[Provided data — start]

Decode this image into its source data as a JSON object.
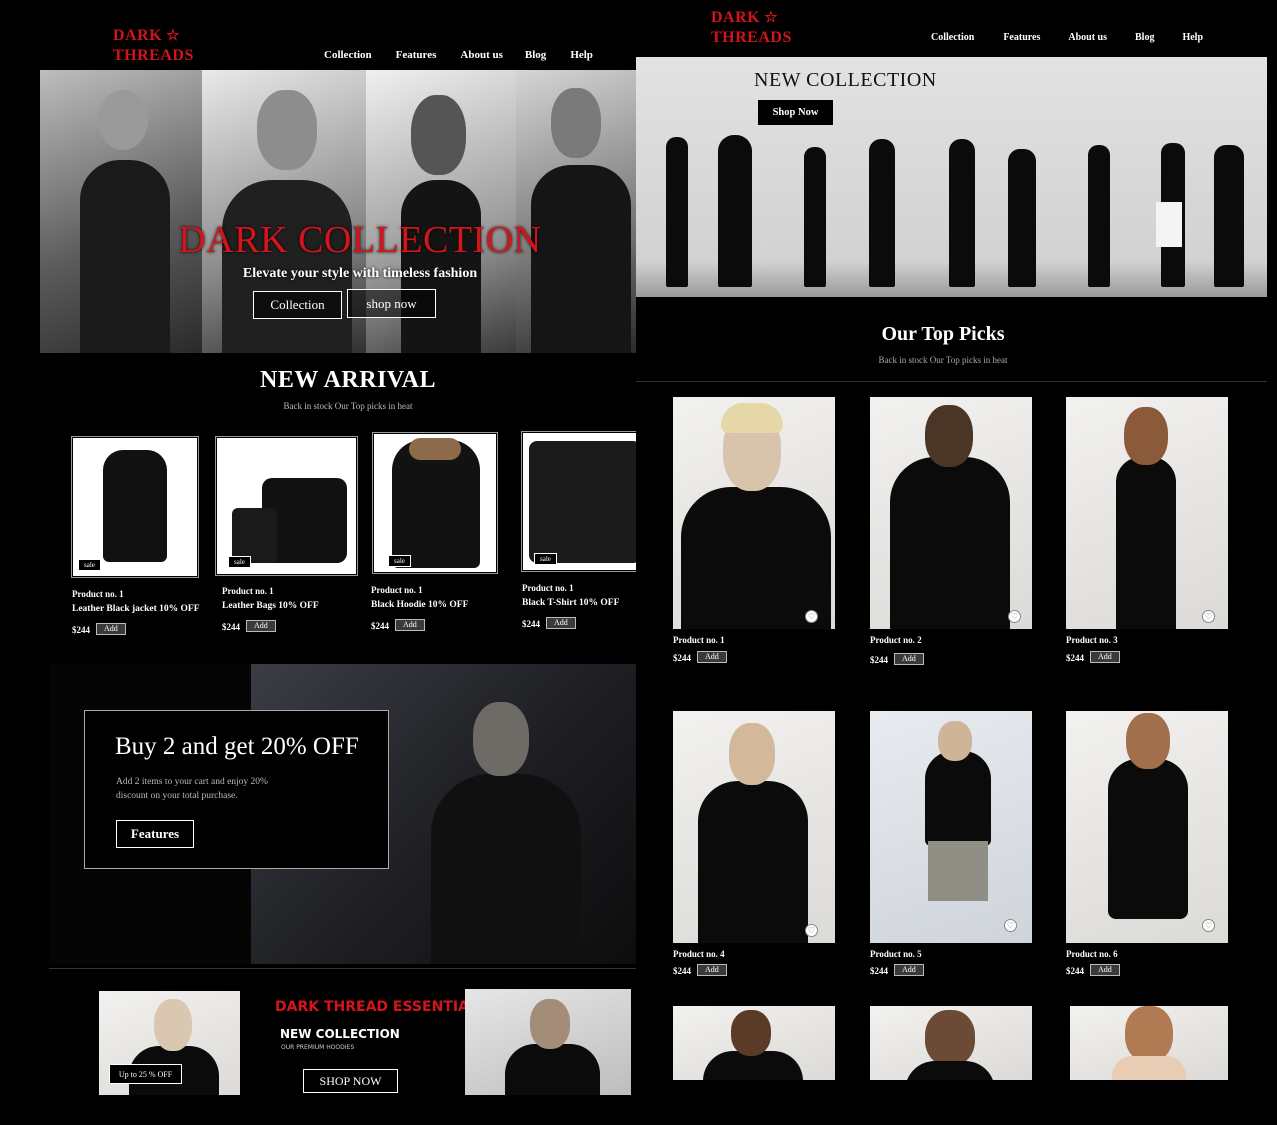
{
  "left": {
    "logo": {
      "line1": "DARK",
      "line2": "THREADS",
      "star": "☆"
    },
    "nav": [
      "Collection",
      "Features",
      "About us",
      "Blog",
      "Help"
    ],
    "hero": {
      "title": "DARK COLLECTION",
      "subtitle": "Elevate your style with timeless fashion",
      "btn_collection": "Collection",
      "btn_shop": "shop now"
    },
    "arrivals": {
      "heading": "NEW ARRIVAL",
      "subheading": "Back in stock Our Top picks in heat",
      "products": [
        {
          "name": "Product no. 1",
          "desc": "Leather Black jacket 10% OFF",
          "price": "$244",
          "badge": "sale",
          "add": "Add"
        },
        {
          "name": "Product no. 1",
          "desc": "Leather Bags 10% OFF",
          "price": "$244",
          "badge": "sale",
          "add": "Add"
        },
        {
          "name": "Product no. 1",
          "desc": "Black Hoodie 10% OFF",
          "price": "$244",
          "badge": "sale",
          "add": "Add"
        },
        {
          "name": "Product no. 1",
          "desc": "Black T-Shirt 10% OFF",
          "price": "$244",
          "badge": "sale",
          "add": "Add"
        }
      ]
    },
    "promo": {
      "title": "Buy 2 and get 20% OFF",
      "text1": "Add 2 items to your cart and enjoy 20%",
      "text2": "discount on your total purchase.",
      "button": "Features"
    },
    "essentials": {
      "title": "DARK THREAD ESSENTIALS",
      "subtitle": "NEW COLLECTION",
      "small": "OUR PREMIUM HOODIES",
      "badge": "Up to 25 % OFF",
      "button": "SHOP NOW"
    }
  },
  "right": {
    "logo": {
      "line1": "DARK",
      "line2": "THREADS",
      "star": "☆"
    },
    "nav": [
      "Collection",
      "Features",
      "About us",
      "Blog",
      "Help"
    ],
    "hero": {
      "title": "NEW COLLECTION",
      "button": "Shop Now"
    },
    "picks": {
      "heading": "Our Top Picks",
      "subheading": "Back in stock Our Top picks in heat",
      "products": [
        {
          "name": "Product no. 1",
          "price": "$244",
          "add": "Add"
        },
        {
          "name": "Product no. 2",
          "price": "$244",
          "add": "Add"
        },
        {
          "name": "Product no. 3",
          "price": "$244",
          "add": "Add"
        },
        {
          "name": "Product no. 4",
          "price": "$244",
          "add": "Add"
        },
        {
          "name": "Product no. 5",
          "price": "$244",
          "add": "Add"
        },
        {
          "name": "Product no.  6",
          "price": "$244",
          "add": "Add"
        }
      ]
    }
  },
  "colors": {
    "accent_red": "#d4141b",
    "background": "#000000",
    "button_grey": "#3a3a3a"
  }
}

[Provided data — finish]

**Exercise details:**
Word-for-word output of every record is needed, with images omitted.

**Output below:**
Decode this image into its source data as a JSON object.
{
  "left": {
    "logo": {
      "line1": "DARK",
      "line2": "THREADS",
      "star": "☆"
    },
    "nav": [
      "Collection",
      "Features",
      "About us",
      "Blog",
      "Help"
    ],
    "hero": {
      "title": "DARK COLLECTION",
      "subtitle": "Elevate your style with timeless fashion",
      "btn_collection": "Collection",
      "btn_shop": "shop now"
    },
    "arrivals": {
      "heading": "NEW ARRIVAL",
      "subheading": "Back in stock Our Top picks in heat",
      "products": [
        {
          "name": "Product no. 1",
          "desc": "Leather Black jacket 10% OFF",
          "price": "$244",
          "badge": "sale",
          "add": "Add"
        },
        {
          "name": "Product no. 1",
          "desc": "Leather Bags 10% OFF",
          "price": "$244",
          "badge": "sale",
          "add": "Add"
        },
        {
          "name": "Product no. 1",
          "desc": "Black Hoodie 10% OFF",
          "price": "$244",
          "badge": "sale",
          "add": "Add"
        },
        {
          "name": "Product no. 1",
          "desc": "Black T-Shirt 10% OFF",
          "price": "$244",
          "badge": "sale",
          "add": "Add"
        }
      ]
    },
    "promo": {
      "title": "Buy 2 and get 20% OFF",
      "text1": "Add 2 items to your cart and enjoy 20%",
      "text2": "discount on your total purchase.",
      "button": "Features"
    },
    "essentials": {
      "title": "DARK THREAD ESSENTIALS",
      "subtitle": "NEW COLLECTION",
      "small": "OUR PREMIUM HOODIES",
      "badge": "Up to 25 % OFF",
      "button": "SHOP NOW"
    }
  },
  "right": {
    "logo": {
      "line1": "DARK",
      "line2": "THREADS",
      "star": "☆"
    },
    "nav": [
      "Collection",
      "Features",
      "About us",
      "Blog",
      "Help"
    ],
    "hero": {
      "title": "NEW COLLECTION",
      "button": "Shop Now"
    },
    "picks": {
      "heading": "Our Top Picks",
      "subheading": "Back in stock Our Top picks in heat",
      "products": [
        {
          "name": "Product no. 1",
          "price": "$244",
          "add": "Add"
        },
        {
          "name": "Product no. 2",
          "price": "$244",
          "add": "Add"
        },
        {
          "name": "Product no. 3",
          "price": "$244",
          "add": "Add"
        },
        {
          "name": "Product no. 4",
          "price": "$244",
          "add": "Add"
        },
        {
          "name": "Product no. 5",
          "price": "$244",
          "add": "Add"
        },
        {
          "name": "Product no.  6",
          "price": "$244",
          "add": "Add"
        }
      ]
    }
  },
  "colors": {
    "accent_red": "#d4141b",
    "background": "#000000",
    "button_grey": "#3a3a3a"
  }
}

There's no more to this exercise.